THE INPUT section start

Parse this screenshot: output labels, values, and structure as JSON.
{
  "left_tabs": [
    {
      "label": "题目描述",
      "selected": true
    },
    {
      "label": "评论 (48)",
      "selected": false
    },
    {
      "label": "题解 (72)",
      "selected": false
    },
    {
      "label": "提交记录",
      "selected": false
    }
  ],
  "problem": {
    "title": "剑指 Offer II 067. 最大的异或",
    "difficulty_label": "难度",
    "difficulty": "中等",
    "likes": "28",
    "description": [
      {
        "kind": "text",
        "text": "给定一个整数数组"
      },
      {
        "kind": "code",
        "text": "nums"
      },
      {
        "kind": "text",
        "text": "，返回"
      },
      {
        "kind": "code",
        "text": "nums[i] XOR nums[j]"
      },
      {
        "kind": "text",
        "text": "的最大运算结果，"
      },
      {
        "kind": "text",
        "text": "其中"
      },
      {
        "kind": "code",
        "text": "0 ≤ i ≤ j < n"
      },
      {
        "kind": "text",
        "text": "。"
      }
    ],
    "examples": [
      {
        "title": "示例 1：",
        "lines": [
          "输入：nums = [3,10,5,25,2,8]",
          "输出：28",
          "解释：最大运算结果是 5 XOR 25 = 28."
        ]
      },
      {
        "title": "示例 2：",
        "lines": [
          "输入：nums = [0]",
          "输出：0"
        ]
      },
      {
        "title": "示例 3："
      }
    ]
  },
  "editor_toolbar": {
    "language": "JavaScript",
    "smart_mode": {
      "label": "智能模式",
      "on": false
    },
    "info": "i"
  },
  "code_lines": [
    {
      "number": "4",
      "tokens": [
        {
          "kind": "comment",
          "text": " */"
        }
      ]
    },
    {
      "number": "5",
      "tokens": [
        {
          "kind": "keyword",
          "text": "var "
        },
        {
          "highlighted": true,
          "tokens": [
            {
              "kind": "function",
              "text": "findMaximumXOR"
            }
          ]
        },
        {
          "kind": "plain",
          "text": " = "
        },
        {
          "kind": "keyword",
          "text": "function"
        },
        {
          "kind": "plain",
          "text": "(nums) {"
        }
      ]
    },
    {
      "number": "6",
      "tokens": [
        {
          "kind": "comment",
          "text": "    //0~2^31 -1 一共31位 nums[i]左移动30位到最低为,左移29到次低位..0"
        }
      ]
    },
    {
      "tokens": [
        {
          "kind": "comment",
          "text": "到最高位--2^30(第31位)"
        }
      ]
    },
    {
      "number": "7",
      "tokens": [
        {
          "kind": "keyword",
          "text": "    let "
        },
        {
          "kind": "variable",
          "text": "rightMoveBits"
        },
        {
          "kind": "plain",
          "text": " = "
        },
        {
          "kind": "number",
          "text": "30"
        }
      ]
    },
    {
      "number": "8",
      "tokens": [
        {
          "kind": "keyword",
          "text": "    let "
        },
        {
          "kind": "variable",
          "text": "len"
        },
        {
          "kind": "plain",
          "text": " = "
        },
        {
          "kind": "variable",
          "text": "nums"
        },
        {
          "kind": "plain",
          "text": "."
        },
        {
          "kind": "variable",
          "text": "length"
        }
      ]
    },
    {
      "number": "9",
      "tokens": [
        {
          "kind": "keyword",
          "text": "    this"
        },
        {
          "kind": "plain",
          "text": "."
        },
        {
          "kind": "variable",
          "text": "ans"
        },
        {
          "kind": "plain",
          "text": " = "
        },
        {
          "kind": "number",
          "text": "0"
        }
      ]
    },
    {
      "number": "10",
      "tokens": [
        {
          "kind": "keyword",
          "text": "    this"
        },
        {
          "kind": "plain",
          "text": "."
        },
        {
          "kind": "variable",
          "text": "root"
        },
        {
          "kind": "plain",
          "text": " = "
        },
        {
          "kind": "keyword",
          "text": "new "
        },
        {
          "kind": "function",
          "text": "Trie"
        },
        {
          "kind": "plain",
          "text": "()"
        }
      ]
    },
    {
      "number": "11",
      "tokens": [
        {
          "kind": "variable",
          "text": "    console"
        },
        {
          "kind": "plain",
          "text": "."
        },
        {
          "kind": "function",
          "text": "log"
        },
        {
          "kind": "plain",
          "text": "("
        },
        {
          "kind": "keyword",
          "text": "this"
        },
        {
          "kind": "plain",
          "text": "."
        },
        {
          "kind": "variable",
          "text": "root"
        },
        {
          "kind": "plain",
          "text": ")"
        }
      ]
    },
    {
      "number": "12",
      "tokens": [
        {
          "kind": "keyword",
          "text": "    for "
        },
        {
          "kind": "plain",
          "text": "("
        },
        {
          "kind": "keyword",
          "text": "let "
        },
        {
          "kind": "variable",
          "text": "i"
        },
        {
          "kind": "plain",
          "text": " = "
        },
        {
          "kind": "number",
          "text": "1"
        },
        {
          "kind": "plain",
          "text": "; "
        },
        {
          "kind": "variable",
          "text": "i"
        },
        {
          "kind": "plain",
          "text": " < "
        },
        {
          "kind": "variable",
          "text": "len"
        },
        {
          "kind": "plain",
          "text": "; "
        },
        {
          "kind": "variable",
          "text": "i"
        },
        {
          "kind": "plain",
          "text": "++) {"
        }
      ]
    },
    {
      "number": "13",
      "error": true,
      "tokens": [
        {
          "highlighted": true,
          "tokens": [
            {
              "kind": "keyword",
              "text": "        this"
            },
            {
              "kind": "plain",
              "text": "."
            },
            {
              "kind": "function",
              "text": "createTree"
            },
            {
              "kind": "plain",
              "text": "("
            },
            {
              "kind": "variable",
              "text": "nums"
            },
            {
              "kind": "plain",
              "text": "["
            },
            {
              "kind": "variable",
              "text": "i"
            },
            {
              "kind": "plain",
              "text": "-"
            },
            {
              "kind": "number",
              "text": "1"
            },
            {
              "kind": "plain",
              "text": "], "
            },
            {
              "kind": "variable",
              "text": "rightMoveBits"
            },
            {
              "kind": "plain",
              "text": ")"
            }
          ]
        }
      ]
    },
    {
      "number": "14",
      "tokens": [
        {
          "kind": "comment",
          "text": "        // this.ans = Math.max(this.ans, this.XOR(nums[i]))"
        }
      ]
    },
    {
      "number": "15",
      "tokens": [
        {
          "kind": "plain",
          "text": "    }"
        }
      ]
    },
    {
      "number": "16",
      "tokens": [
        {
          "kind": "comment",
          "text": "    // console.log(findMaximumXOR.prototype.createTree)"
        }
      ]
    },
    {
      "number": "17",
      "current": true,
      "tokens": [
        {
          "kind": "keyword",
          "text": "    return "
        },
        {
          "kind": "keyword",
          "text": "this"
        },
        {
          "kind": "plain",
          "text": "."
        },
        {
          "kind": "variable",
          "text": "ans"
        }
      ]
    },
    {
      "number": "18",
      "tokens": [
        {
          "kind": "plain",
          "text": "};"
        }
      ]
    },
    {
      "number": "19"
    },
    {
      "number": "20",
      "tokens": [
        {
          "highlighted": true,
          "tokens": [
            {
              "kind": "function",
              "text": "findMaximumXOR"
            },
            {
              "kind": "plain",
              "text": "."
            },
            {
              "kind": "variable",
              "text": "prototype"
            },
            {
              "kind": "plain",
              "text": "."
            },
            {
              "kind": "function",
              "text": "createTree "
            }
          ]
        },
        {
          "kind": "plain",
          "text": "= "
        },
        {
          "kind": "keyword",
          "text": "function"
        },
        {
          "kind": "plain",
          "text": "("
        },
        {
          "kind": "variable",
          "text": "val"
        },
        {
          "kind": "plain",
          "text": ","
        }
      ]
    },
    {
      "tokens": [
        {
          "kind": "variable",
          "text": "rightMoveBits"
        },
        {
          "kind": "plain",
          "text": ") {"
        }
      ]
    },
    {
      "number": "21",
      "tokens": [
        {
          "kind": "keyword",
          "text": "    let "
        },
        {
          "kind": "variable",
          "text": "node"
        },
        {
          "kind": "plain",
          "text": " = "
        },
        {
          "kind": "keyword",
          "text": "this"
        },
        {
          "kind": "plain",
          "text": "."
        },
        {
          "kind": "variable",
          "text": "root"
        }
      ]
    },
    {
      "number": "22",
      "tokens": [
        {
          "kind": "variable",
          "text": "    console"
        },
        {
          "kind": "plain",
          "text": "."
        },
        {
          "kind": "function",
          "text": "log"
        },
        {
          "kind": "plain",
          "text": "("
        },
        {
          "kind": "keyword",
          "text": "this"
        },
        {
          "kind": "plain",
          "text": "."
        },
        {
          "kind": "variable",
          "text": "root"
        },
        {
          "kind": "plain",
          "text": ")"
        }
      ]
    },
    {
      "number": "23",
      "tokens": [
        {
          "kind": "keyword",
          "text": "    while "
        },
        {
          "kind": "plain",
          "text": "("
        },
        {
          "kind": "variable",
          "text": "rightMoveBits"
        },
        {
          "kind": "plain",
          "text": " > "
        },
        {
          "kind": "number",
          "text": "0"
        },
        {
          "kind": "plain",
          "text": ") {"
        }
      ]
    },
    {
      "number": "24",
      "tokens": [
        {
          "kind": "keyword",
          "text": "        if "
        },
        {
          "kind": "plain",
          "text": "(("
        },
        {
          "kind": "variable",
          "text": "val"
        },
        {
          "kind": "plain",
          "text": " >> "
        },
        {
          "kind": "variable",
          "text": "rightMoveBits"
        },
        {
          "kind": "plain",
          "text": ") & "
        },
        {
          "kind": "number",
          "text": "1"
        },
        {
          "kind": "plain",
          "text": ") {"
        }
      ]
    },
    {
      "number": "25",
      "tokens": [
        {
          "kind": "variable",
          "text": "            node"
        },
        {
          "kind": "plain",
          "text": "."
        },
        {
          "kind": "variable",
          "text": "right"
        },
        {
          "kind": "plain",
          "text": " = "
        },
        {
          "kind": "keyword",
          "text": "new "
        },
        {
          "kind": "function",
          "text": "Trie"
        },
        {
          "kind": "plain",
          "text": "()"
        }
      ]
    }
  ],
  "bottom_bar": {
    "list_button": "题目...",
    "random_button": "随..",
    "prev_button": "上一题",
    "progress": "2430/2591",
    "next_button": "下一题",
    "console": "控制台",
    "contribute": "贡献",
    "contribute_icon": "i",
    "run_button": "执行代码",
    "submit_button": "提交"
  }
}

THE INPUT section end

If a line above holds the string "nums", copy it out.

        "text": "nums"
        "text": "nums[i] XOR nums[j]"
          "输入：nums = [3,10,5,25,2,8]",
          "输入：nums = [0]",
          "text": "(nums) {"
          "text": "    //0~2^31 -1 一共31位 nums[i]左移动30位到最低为,左移29到次低位..0"
          "text": "nums"
              "text": "nums"
          "text": "        // this.ans = Math.max(this.ans, this.XOR(nums[i]))"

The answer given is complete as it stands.